May 13th, 2018

When aboard an airplane, we are told: place the mask on yourself before you turn to aid others. 

This even extends to your own children!

And yet how many use the reason of others, of children, spouses, friends, needy strangers, coworkers and the demands of a boss to ignore what we need first, foremost and before spreading whatever generosity we can?

It is difficult, emotionally, and even counter-intuitive, to sacrifice the loud obvious need of someone else in order to tend to the needs of one’s own.


But a well rested mind. Good nutrition and exercise. All of these things that may feel selfish in the short term are long term benefits in our quest to be of good use to others. 



Helping someone else at the detriment of one’s self is a zero-sum game.

We want a non-zero sum game. Meaning that both benefit when all is said and done. We want both ourselves and others to be in a better position after all is said and done.

The issue is often a problem of order. ‘Placing others before one’s self’ is often taken too literally, with nothing left over for one’s self.

Putting our most important needs first is not selfish.

It generates a greater ability to aid those around us. 

By serving ourselves first, we can be of greater benefit to those we love and care for.


Notice the precarious balance here. So easy is it that this might slip into down right selfishness. The bad kind.

Best to err on the side of caution? Just throw our needs out the window in favor of tending to those of others, so that when all is said and done, we might play the martyr card.
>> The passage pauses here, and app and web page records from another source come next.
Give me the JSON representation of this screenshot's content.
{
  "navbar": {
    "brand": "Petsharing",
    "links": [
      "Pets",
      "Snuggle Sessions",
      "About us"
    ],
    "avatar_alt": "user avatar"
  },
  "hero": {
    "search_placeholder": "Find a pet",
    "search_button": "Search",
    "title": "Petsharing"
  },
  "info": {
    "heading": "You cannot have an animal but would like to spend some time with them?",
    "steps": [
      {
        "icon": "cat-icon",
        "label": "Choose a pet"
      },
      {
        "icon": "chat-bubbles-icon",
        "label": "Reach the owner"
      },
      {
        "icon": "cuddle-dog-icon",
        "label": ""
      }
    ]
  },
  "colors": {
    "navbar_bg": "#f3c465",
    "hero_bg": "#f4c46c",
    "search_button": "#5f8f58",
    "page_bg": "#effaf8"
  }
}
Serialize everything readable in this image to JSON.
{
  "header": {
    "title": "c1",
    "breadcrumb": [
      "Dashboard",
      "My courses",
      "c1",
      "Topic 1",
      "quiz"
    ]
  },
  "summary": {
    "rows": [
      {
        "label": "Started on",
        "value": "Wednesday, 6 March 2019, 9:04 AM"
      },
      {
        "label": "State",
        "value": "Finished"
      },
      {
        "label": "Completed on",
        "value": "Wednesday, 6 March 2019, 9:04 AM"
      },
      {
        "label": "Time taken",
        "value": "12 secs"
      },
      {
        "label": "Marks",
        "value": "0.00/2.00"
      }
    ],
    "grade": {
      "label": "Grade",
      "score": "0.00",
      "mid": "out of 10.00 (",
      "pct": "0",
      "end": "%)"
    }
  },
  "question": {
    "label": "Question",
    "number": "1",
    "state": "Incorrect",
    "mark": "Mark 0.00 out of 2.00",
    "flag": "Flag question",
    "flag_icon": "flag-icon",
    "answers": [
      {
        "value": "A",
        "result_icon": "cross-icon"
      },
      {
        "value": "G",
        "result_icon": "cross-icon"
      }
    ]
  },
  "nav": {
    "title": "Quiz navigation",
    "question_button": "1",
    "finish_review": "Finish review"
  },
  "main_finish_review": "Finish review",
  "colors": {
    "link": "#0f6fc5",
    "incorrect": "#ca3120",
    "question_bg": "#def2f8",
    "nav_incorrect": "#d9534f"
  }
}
This outcome might broadcast as a noble one, but it’s still not the outcome we genuinely wish for.

Best to walk the harder path, that tightrope: with abject selfishness on one side and abject selflessness on the other.



We must take a bite of the bread first, so we might walk the extra mile down the line, where even more hungry people wait.

Podcast Ep. 28: The Selfish Paradox

Tinkered Thinking